Corporeality in Contemplation
“The body” has become a major focus of intellectual inquiry across academic disciplines over the last fifty years. The interest in the body has also intensified with recent advances in studies of materiality, affect, technology, and neuro and cognitive sciences. In Christian theology, works on the body have also grown rapidly. My aim in this essay is to make a contribution to contemporary Christian theological discussions on the nature and role of the human body by turning to Edith Stein’s writings on contemplation and engaging a comparative theological study of a particular Tibetan Buddhist meditation tradition called lojong (Tib. blo sbyong). The core issue that I address is the lack of practical traction between theologies of the body and a person’s actual relationship with her body in a life of Christian formation. Christian theology has not provided an adequate model of the body that can concretely inform Christian experience of the body and guide Christian practice. I argue that Stein’s extensive work on the body in both philosophical phenomenology and ascetico-contemplative theology can make a particularly important contribution to addressing this issue. However, Stein’s theory of the body has limitations that point to deeper issues in the ontology and anthropology she inherits from the Western Christian tradition. I argue for a comparative theological study of non-Christian sources that conceive the body in ways that shed new light on her view of the body. The current theological literature shows three broad approaches to constructing a theology of the body: re-appropriating neglected sources within the Christian tradition; appropriating concepts and methods from academic disciplines outside Christian theology; or a combination of the two. Yet, these approaches fall short of elucidating how theoretical work on the body should concretely affect bodily experience and practice. In addition to these approaches, there is a need to study theological sources that employ models where the body is better integrated into the anthropology and contemplative framework. I turn to Tibetan Buddhist lojong to reflect on how the points of convergence and divergence between lojong and Stein can help us develop a model of the body that addresses the lacunae in Christian theology of the body.
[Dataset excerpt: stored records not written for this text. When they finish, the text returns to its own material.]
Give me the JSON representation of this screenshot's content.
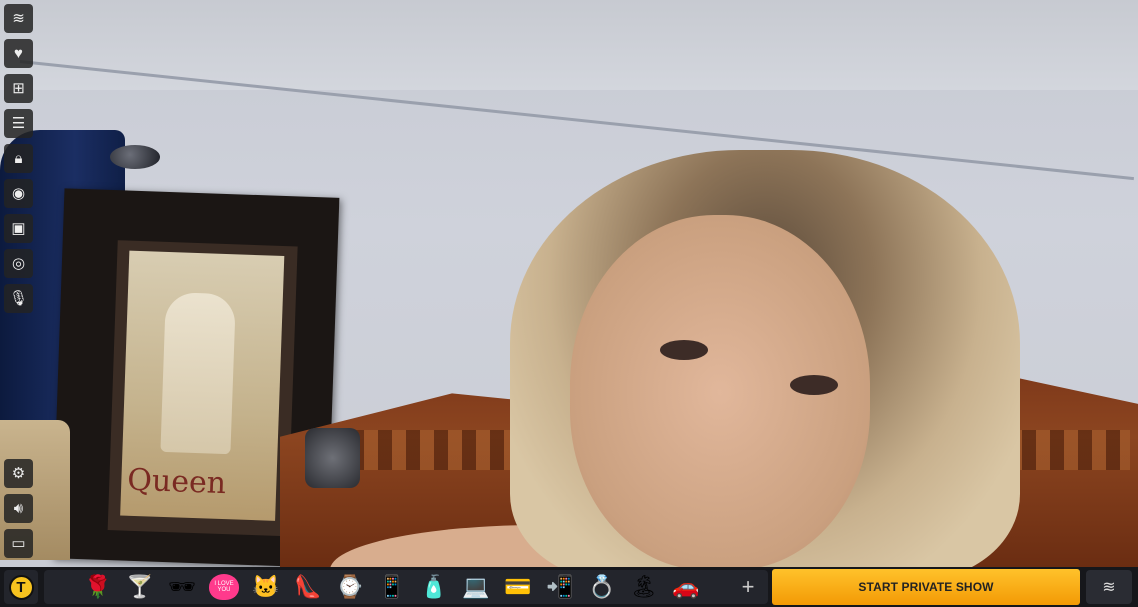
{
  "sidebar_top": [
    {
      "icon": "coins-stack-icon",
      "glyph": "≋"
    },
    {
      "icon": "heart-icon",
      "glyph": "♥"
    },
    {
      "icon": "gift-icon",
      "glyph": "⊞"
    },
    {
      "icon": "list-icon",
      "glyph": "☰"
    },
    {
      "icon": "lock-icon",
      "glyph": "🔒︎"
    },
    {
      "icon": "camera-icon",
      "glyph": "◉"
    },
    {
      "icon": "gallery-icon",
      "glyph": "▣"
    },
    {
      "icon": "webcam-icon",
      "glyph": "◎"
    },
    {
      "icon": "microphone-icon",
      "glyph": "🎙︎"
    }
  ],
  "sidebar_bottom": [
    {
      "icon": "settings-icon",
      "glyph": "⚙"
    },
    {
      "icon": "volume-icon",
      "glyph": "🔊︎"
    },
    {
      "icon": "fullscreen-icon",
      "glyph": "▭"
    }
  ],
  "video": {
    "poster_text": "Queen"
  },
  "bottom_bar": {
    "token_label": "T",
    "gifts": [
      {
        "icon": "rose-icon",
        "glyph": "🌹"
      },
      {
        "icon": "cocktail-icon",
        "glyph": "🍸"
      },
      {
        "icon": "heart-glasses-icon",
        "glyph": "🕶"
      },
      {
        "icon": "i-love-you-heart-icon",
        "text": "I LOVE YOU"
      },
      {
        "icon": "cat-gift-icon",
        "glyph": "🐱"
      },
      {
        "icon": "high-heels-icon",
        "glyph": "👠"
      },
      {
        "icon": "smartwatch-icon",
        "glyph": "⌚"
      },
      {
        "icon": "smartphone-icon",
        "glyph": "📱"
      },
      {
        "icon": "perfume-icon",
        "glyph": "🧴"
      },
      {
        "icon": "laptop-icon",
        "glyph": "💻"
      },
      {
        "icon": "credit-card-icon",
        "glyph": "💳"
      },
      {
        "icon": "tablet-icon",
        "glyph": "📲"
      },
      {
        "icon": "diamond-ring-icon",
        "glyph": "💍"
      },
      {
        "icon": "beach-vacation-icon",
        "glyph": "🏝"
      },
      {
        "icon": "sports-car-icon",
        "glyph": "🚗"
      }
    ],
    "add_label": "+",
    "private_show_label": "START PRIVATE SHOW",
    "balance_glyph": "≋"
  },
  "colors": {
    "accent": "#f7a81b",
    "bar_bg": "#16171b"
  }
}
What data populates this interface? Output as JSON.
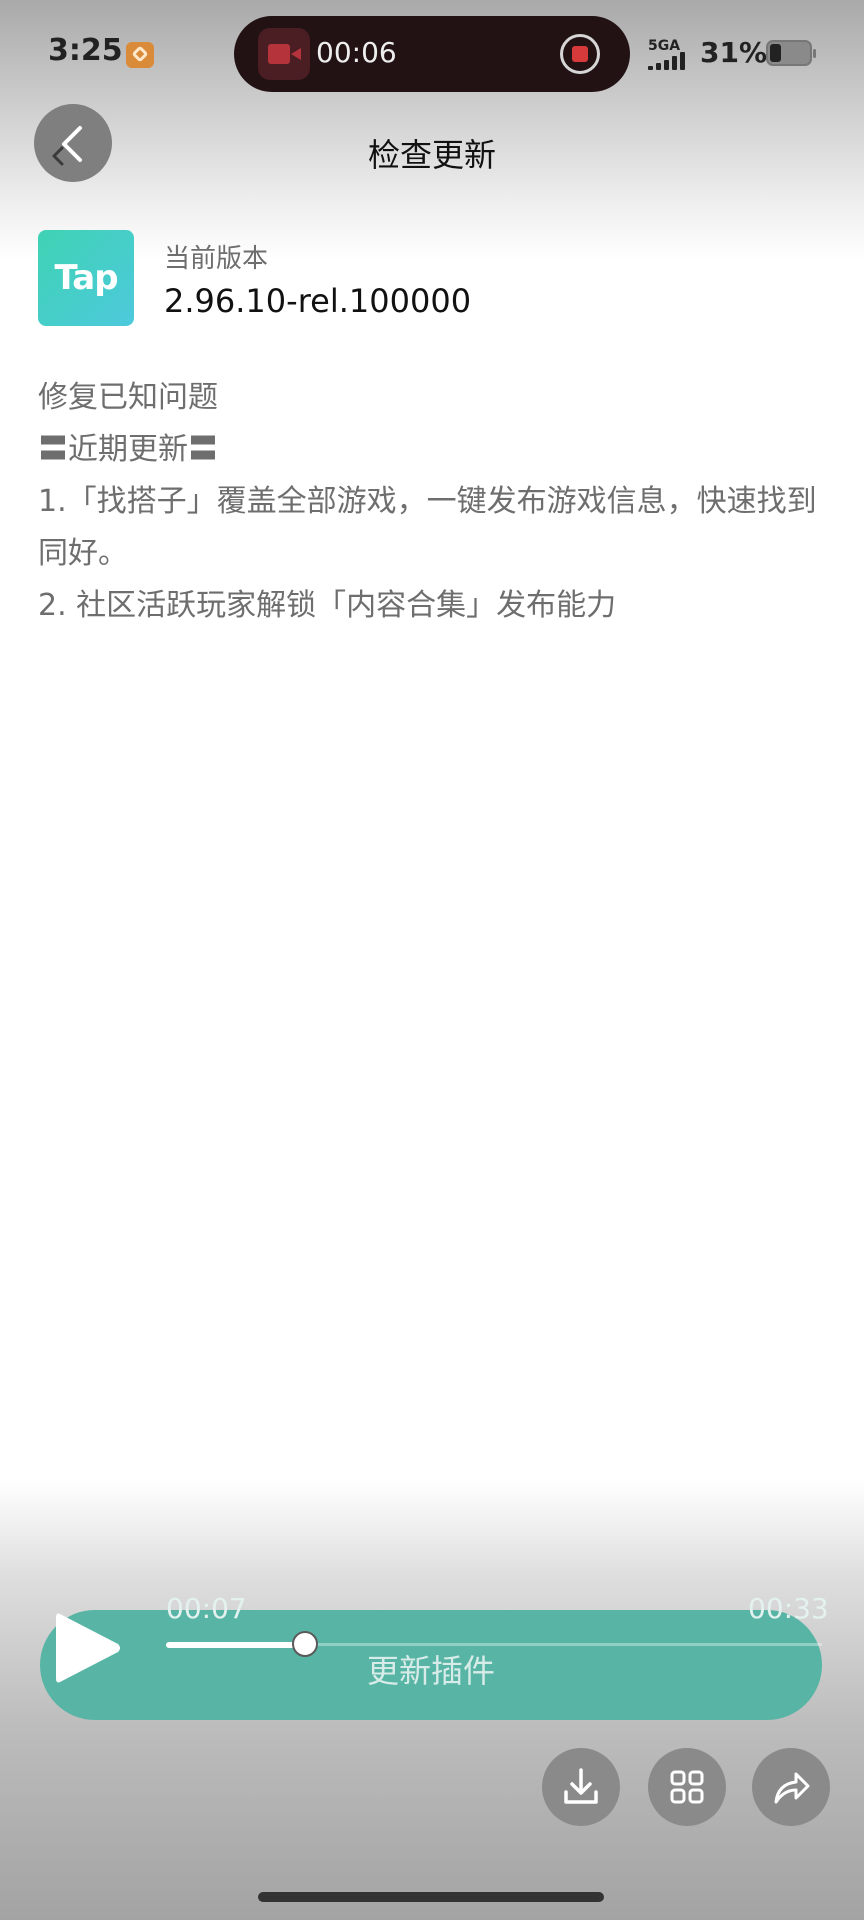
{
  "status_bar": {
    "time": "3:25",
    "recording_time": "00:06",
    "network": "5GA",
    "battery": "31%"
  },
  "header": {
    "title": "检查更新",
    "back_icon": "chevron-left-icon"
  },
  "version": {
    "logo_text": "Tap",
    "label": "当前版本",
    "value": "2.96.10-rel.100000"
  },
  "release_notes": [
    "修复已知问题",
    "〓近期更新〓",
    "1.「找搭子」覆盖全部游戏，一键发布游戏信息，快速找到同好。",
    "2. 社区活跃玩家解锁「内容合集」发布能力"
  ],
  "update_button": {
    "label": "更新插件"
  },
  "media_player": {
    "elapsed": "00:07",
    "total": "00:33",
    "progress": 0.212
  },
  "actions": [
    {
      "icon": "download-icon"
    },
    {
      "icon": "grid-icon"
    },
    {
      "icon": "share-icon"
    }
  ],
  "colors": {
    "accent": "#58b5a5",
    "logo_gradient_start": "#3fd3b4",
    "logo_gradient_end": "#4dc9dc",
    "recording_red": "#d63a3a"
  }
}
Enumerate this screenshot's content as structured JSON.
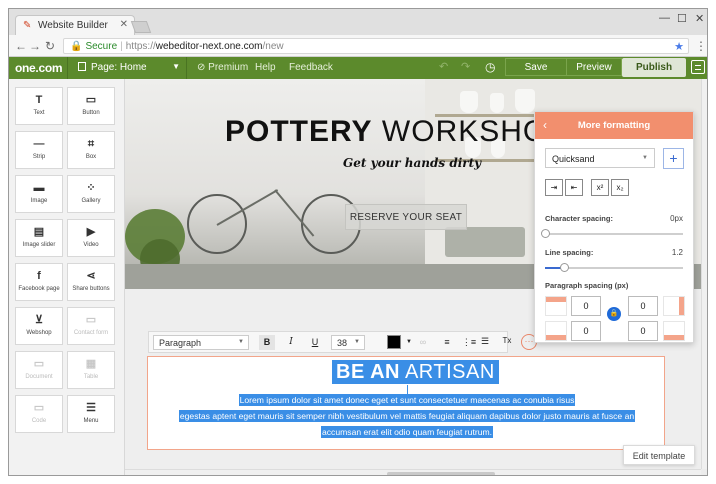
{
  "browser": {
    "tab_title": "Website Builder",
    "secure_label": "Secure",
    "url_scheme": "https://",
    "url_host": "webeditor-next.one.com",
    "url_path": "/new"
  },
  "appbar": {
    "logo": "one.com",
    "page_selector": "Page: Home",
    "premium": "Premium",
    "help": "Help",
    "feedback": "Feedback",
    "save": "Save",
    "preview": "Preview",
    "publish": "Publish"
  },
  "sidebar": {
    "items": [
      {
        "label": "Text",
        "icon": "text-icon",
        "glyph": "T"
      },
      {
        "label": "Button",
        "icon": "button-icon",
        "glyph": "▭"
      },
      {
        "label": "Strip",
        "icon": "strip-icon",
        "glyph": "—"
      },
      {
        "label": "Box",
        "icon": "box-icon",
        "glyph": "⌗"
      },
      {
        "label": "Image",
        "icon": "image-icon",
        "glyph": "▬"
      },
      {
        "label": "Gallery",
        "icon": "gallery-icon",
        "glyph": "⁘"
      },
      {
        "label": "Image slider",
        "icon": "image-slider-icon",
        "glyph": "▤"
      },
      {
        "label": "Video",
        "icon": "video-icon",
        "glyph": "▶"
      },
      {
        "label": "Facebook page",
        "icon": "facebook-icon",
        "glyph": "f"
      },
      {
        "label": "Share buttons",
        "icon": "share-icon",
        "glyph": "⋖"
      },
      {
        "label": "Webshop",
        "icon": "cart-icon",
        "glyph": "⊻"
      },
      {
        "label": "Contact form",
        "icon": "contact-form-icon",
        "glyph": "▭"
      },
      {
        "label": "Document",
        "icon": "document-icon",
        "glyph": "▭"
      },
      {
        "label": "Table",
        "icon": "table-icon",
        "glyph": "▦"
      },
      {
        "label": "Code",
        "icon": "code-icon",
        "glyph": "▭"
      },
      {
        "label": "Menu",
        "icon": "menu-icon",
        "glyph": "☰"
      }
    ]
  },
  "hero": {
    "title_bold": "POTTERY",
    "title_light": " WORKSHOP",
    "subtitle": "Get your hands dirty",
    "button": "RESERVE YOUR SEAT"
  },
  "toolbar": {
    "style": "Paragraph",
    "font_size": "38",
    "bold": "B",
    "italic": "I",
    "underline": "U",
    "clear_format": "Tx",
    "more": "···"
  },
  "textblock": {
    "heading_bold": "BE AN",
    "heading_light": " ARTISAN",
    "lines": [
      "Lorem ipsum dolor sit amet donec eget et sunt consectetuer maecenas ac conubia risus",
      "egestas aptent eget mauris sit semper nibh vestibulum vel mattis feugiat aliquam dapibus dolor justo mauris at fusce an",
      "accumsan erat elit odio quam feugiat rutrum."
    ]
  },
  "edit_template": "Edit template",
  "panel": {
    "title": "More formatting",
    "font": "Quicksand",
    "superscript": "x²",
    "subscript": "x₂",
    "char_spacing_label": "Character spacing:",
    "char_spacing_value": "0px",
    "char_spacing_level": 0,
    "line_spacing_label": "Line spacing:",
    "line_spacing_value": "1.2",
    "line_spacing_level": 0.14,
    "para_spacing_label": "Paragraph spacing (px)",
    "spacing_top": "0",
    "spacing_bottom": "0",
    "spacing_right_top": "0",
    "spacing_right_bottom": "0"
  },
  "colors": {
    "accent": "#f28f6e",
    "brand_green": "#5c8a2c",
    "selection": "#3a8ee6",
    "link_blue": "#3a6ad0"
  }
}
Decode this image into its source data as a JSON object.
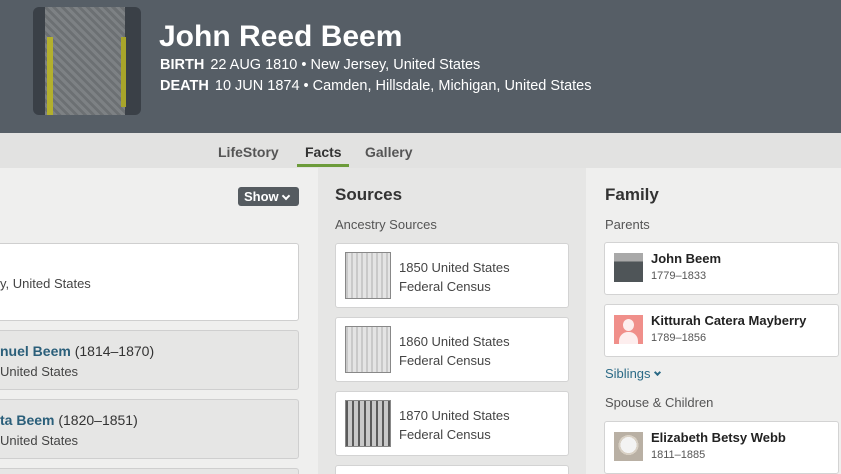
{
  "header": {
    "name": "John Reed Beem",
    "birth_label": "BIRTH",
    "birth_value": "22 AUG 1810 • New Jersey, United States",
    "death_label": "DEATH",
    "death_value": "10 JUN 1874 • Camden, Hillsdale, Michigan, United States"
  },
  "tabs": [
    {
      "label": "LifeStory"
    },
    {
      "label": "Facts",
      "active": true
    },
    {
      "label": "Gallery"
    }
  ],
  "facts": {
    "show_label": "Show",
    "birth_place_partial": "y, United States",
    "events": [
      {
        "name": "nuel Beem",
        "years": "(1814–1870)",
        "place": "United States"
      },
      {
        "name": "ta Beem",
        "years": "(1820–1851)",
        "place": "United States"
      }
    ]
  },
  "sources": {
    "title": "Sources",
    "subtitle": "Ancestry Sources",
    "items": [
      {
        "line1": "1850 United States",
        "line2": "Federal Census"
      },
      {
        "line1": "1860 United States",
        "line2": "Federal Census"
      },
      {
        "line1": "1870 United States",
        "line2": "Federal Census"
      }
    ]
  },
  "family": {
    "title": "Family",
    "parents_label": "Parents",
    "parents": [
      {
        "name": "John Beem",
        "dates": "1779–1833"
      },
      {
        "name": "Kitturah Catera Mayberry",
        "dates": "1789–1856"
      }
    ],
    "siblings_label": "Siblings",
    "spouse_label": "Spouse & Children",
    "spouses": [
      {
        "name": "Elizabeth Betsy Webb",
        "dates": "1811–1885"
      }
    ]
  },
  "colors": {
    "header_bg": "#565e66",
    "tab_active_underline": "#6c9b3a",
    "link": "#2b5f7a",
    "show_button_bg": "#555b60"
  },
  "icons": [
    "chevron-down-icon",
    "headstone-photo",
    "person-silhouette-icon"
  ]
}
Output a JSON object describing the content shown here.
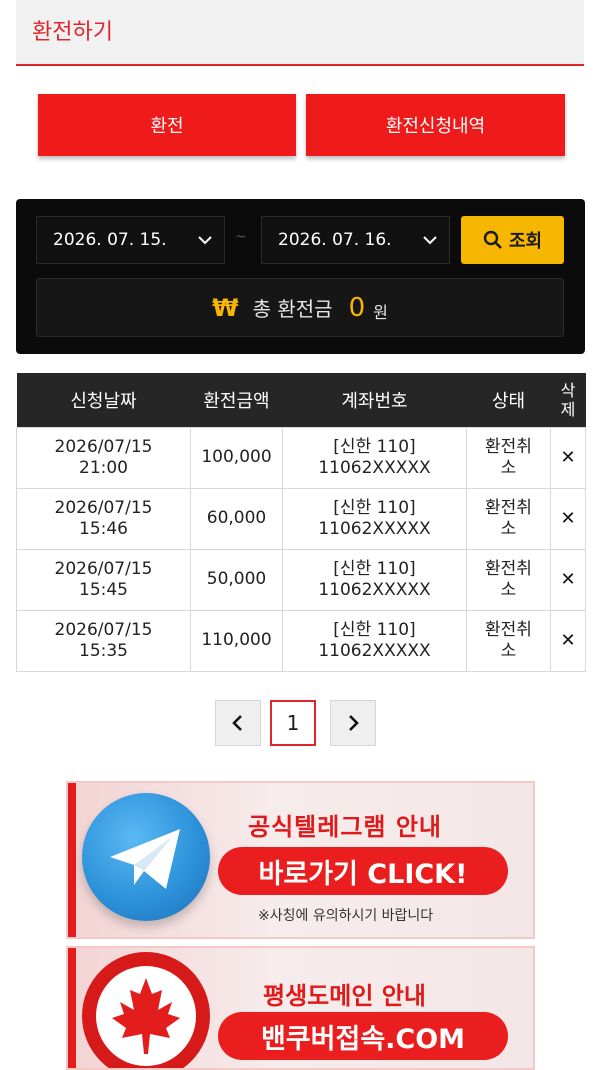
{
  "header": {
    "title": "환전하기"
  },
  "tabs": {
    "exchange_label": "환전",
    "history_label": "환전신청내역"
  },
  "search": {
    "date_from": "2026. 07. 15.",
    "date_to": "2026. 07. 16.",
    "separator": "~",
    "button_label": "조회"
  },
  "total": {
    "icon": "₩",
    "label": "총 환전금",
    "value": "0",
    "unit": "원"
  },
  "table": {
    "headers": [
      "신청날짜",
      "환전금액",
      "계좌번호",
      "상태",
      "삭제"
    ],
    "rows": [
      {
        "date": "2026/07/15",
        "time": "21:00",
        "amount": "100,000",
        "bank": "[신한 110]",
        "account": "11062XXXXX",
        "status_1": "환전취",
        "status_2": "소",
        "delete": "✕"
      },
      {
        "date": "2026/07/15",
        "time": "15:46",
        "amount": "60,000",
        "bank": "[신한 110]",
        "account": "11062XXXXX",
        "status_1": "환전취",
        "status_2": "소",
        "delete": "✕"
      },
      {
        "date": "2026/07/15",
        "time": "15:45",
        "amount": "50,000",
        "bank": "[신한 110]",
        "account": "11062XXXXX",
        "status_1": "환전취",
        "status_2": "소",
        "delete": "✕"
      },
      {
        "date": "2026/07/15",
        "time": "15:35",
        "amount": "110,000",
        "bank": "[신한 110]",
        "account": "11062XXXXX",
        "status_1": "환전취",
        "status_2": "소",
        "delete": "✕"
      }
    ]
  },
  "pagination": {
    "prev": "‹",
    "current": "1",
    "next": "›"
  },
  "banners": {
    "telegram": {
      "title": "공식텔레그램 안내",
      "cta": "바로가기 CLICK!",
      "note": "※사칭에 유의하시기 바랍니다"
    },
    "domain": {
      "title": "평생도메인 안내",
      "cta": "밴쿠버접속.COM"
    }
  },
  "colors": {
    "accent_red": "#e0262b",
    "button_red": "#ef1b1b",
    "gold": "#f7b600",
    "panel_dark": "#0b0b0b"
  }
}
I examine the underlying ‘subtle body’ model operative in lojong texts and argue for explicitly using a subtle body model in Christian contemplation.